The next morning, I woke up tired and grotesque. I slapped my hand onto the snooze button, and whipped my covers to the side. I swung my legs over the high platform bed and attempted at hopping off onto the shag carpeted floor. Groaning, I grabbed a pink ruffled tank out of my closet and paired it with white skinny jeans.
After tugging a bristle brush through my knotty curls and brushing my teeth, applying makeup, and grabbing a piece of toast off the kitchen counter, I was drove to school. My strappy sandals were a little too tight and were currently making red grooves into my ankles.
But I didn’t care.
This was my fresh new start, and for once in my life, I didn’t care. I mean, of course I was excited to begin again and to make my grand entrance, but I have to put on a mask of pride and smugness and strut down those gross, smelly halls with my head held high, just like I didn’t have a care in the world.

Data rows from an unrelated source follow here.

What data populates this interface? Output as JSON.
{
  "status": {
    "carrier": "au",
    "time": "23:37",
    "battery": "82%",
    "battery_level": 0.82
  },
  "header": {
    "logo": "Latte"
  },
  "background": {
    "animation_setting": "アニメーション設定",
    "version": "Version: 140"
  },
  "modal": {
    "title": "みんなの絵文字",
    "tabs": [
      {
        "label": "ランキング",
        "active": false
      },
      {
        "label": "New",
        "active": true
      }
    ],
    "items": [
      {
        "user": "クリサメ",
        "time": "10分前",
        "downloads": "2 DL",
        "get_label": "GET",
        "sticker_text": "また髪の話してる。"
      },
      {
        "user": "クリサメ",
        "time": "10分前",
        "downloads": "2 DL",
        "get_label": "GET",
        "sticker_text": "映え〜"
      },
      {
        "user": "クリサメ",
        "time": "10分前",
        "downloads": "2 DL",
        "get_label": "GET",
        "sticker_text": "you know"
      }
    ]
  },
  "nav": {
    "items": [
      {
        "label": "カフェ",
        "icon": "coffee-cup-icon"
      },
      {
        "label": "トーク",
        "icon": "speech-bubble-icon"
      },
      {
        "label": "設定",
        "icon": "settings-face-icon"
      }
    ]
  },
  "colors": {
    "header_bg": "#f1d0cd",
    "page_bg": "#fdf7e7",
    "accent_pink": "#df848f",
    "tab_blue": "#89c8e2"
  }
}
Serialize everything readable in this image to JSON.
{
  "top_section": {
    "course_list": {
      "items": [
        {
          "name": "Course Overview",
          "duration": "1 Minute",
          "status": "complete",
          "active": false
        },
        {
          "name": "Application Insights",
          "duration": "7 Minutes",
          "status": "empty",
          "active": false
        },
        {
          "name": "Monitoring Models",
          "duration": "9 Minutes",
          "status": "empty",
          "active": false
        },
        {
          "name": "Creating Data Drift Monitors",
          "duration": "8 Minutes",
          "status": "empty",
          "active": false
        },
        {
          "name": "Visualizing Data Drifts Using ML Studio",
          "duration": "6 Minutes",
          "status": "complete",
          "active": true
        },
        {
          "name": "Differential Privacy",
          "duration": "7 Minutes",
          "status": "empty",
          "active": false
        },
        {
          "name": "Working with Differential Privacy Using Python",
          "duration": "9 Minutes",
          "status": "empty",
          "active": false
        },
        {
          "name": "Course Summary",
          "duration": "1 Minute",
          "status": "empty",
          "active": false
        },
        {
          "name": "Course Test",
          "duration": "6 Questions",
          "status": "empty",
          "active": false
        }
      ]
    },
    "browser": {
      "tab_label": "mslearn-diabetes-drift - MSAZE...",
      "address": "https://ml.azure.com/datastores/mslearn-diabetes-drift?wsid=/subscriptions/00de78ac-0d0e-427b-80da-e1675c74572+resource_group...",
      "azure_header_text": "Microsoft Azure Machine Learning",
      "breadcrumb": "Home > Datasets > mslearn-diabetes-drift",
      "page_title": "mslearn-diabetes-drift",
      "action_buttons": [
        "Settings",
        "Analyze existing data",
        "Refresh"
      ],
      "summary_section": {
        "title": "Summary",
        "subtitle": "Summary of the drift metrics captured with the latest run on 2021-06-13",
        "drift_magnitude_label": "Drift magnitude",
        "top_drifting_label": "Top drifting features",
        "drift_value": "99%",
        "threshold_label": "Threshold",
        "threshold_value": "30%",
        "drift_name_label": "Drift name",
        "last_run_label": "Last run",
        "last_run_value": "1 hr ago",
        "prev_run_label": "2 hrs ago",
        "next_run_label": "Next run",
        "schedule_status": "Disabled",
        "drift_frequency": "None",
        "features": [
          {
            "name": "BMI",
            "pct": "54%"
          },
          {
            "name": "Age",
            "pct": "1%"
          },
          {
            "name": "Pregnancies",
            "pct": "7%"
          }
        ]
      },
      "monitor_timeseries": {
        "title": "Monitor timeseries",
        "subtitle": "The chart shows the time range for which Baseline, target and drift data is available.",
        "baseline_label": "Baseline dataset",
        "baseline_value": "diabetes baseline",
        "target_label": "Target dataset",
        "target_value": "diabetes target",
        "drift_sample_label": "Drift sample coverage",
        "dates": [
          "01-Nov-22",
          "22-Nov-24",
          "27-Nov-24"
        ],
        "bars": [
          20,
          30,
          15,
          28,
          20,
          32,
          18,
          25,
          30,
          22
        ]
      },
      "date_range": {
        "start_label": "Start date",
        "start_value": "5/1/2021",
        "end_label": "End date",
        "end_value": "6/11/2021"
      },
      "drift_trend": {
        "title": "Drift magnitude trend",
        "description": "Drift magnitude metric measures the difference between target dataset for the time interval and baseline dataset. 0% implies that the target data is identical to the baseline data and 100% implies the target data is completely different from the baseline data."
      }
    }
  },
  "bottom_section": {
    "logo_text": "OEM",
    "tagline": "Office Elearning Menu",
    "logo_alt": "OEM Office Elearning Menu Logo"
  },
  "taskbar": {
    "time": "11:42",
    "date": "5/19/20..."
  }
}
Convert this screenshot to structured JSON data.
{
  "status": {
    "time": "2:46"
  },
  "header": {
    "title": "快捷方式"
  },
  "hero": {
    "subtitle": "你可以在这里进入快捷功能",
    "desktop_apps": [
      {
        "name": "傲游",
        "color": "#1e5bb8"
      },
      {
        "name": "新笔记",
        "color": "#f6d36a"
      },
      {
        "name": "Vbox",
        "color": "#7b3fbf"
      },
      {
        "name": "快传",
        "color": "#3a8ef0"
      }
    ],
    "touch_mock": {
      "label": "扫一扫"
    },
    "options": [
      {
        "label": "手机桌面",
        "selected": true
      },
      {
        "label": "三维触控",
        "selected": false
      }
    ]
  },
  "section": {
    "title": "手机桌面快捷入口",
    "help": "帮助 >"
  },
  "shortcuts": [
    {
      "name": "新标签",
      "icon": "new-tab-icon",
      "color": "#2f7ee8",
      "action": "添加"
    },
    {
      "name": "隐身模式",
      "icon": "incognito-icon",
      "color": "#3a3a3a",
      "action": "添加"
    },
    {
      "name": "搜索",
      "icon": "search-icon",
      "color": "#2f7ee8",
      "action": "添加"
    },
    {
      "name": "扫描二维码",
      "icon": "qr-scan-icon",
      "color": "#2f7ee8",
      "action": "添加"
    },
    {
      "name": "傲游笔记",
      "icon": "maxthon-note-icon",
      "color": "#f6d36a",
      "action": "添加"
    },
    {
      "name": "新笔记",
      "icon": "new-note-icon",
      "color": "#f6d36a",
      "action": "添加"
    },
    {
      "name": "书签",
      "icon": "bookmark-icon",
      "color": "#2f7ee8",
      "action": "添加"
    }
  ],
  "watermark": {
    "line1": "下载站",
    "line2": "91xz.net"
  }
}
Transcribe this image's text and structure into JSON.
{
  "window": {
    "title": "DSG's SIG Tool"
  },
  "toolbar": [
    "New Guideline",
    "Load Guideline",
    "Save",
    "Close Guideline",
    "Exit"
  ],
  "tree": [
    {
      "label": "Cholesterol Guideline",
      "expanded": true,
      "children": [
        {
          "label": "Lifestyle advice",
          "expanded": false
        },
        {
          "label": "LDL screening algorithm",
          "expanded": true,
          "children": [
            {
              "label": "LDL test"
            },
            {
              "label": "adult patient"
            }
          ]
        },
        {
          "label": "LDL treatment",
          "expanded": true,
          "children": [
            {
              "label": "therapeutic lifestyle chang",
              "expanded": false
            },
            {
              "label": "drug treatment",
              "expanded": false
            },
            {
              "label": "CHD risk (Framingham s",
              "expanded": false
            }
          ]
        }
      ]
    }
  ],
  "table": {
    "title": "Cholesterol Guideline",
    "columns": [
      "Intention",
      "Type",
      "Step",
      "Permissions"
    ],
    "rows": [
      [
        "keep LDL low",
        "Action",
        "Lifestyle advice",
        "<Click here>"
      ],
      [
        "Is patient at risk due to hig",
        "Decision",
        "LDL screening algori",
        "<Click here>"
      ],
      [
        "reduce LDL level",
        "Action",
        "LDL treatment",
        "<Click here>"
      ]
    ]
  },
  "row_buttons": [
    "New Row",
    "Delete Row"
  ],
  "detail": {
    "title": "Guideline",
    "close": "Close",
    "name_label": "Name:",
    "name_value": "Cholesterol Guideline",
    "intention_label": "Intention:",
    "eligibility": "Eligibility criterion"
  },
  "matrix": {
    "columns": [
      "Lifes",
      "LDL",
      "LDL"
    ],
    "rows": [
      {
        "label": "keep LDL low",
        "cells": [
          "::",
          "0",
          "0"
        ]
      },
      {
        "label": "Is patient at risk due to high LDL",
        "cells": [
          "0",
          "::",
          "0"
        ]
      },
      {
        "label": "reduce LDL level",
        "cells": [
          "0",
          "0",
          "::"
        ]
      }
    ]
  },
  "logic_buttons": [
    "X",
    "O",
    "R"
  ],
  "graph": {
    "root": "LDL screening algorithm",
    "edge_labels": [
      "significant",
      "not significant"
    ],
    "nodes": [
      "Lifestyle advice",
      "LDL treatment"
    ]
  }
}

The school was approaching and yellow buses were flooding the parking lot. Teachers clambered out of their hybrid cars and mini vans and towed their gigantic bags into the building. Placing one careful foot in front of the other, I took big and even steps up the stairs and into the old brick building.
It was the best feeling in the world. Heads were turning. The invisible people were not even visible to me, an ex-invisible. The shy kids who never talked were huddled into clusters as I passed by.
“Who is that?”
“Is she new?”
“I’ve never seen her before in my life.”
Every single person who was anybody was watching me strut with my newly-discovered and fabulous ass down the hallway. The crowds were parting, and just as I began to rise, rise up to the peak of the enjoyment, homeroom was in front of me.
“And who might you be?” smirked Angela Weber, the biggest snobby-somebody in the whole school.
“I happen to be Krissi. Krissi Moore,” I sneered back. “I’m new.” Angela tossed her caramel locks behind her shoulder and gave me a once-over. I saw her eyes carefully calculating how well my shirt matched my pants, which matched my matte shimmer white gladiator sandals, which was all brought together by the pink flower clip holding my bangs out of my face.
Angela pivoted on her heel towards the big black science lab table with her pink binders and fluffy pens cluttered together. Then, she flipped open the binder and took out a pink post-it and a purple glitter pen. She scribbled something on the paper and handed it to me.
“Table 20, it’s in the back of the cafeteria on the slightly raised balcony. Can’t miss it. Give this pass to the guard blocking the entrance and he’ll let you by. Look forward to eating with me.” She offered a small smile and a shrug and quietly took her seat. I looked down at the square sheet of paper.
Pass for Krissi Moore to eat at table 20 during lunch
I smiled down at the paper. On my first day here, in the first five minutes, Angela Weber had invited me to sit with her at lunch. And to think, I used to be a shy klutz. Used.
The day droned on, and I counted the hours until lunch. Eyes continued to stare, hot boys kept offering to help me with my books, and pretty pampered princesses sneered and “hmphed” with every move I made. Is this how the populars lived?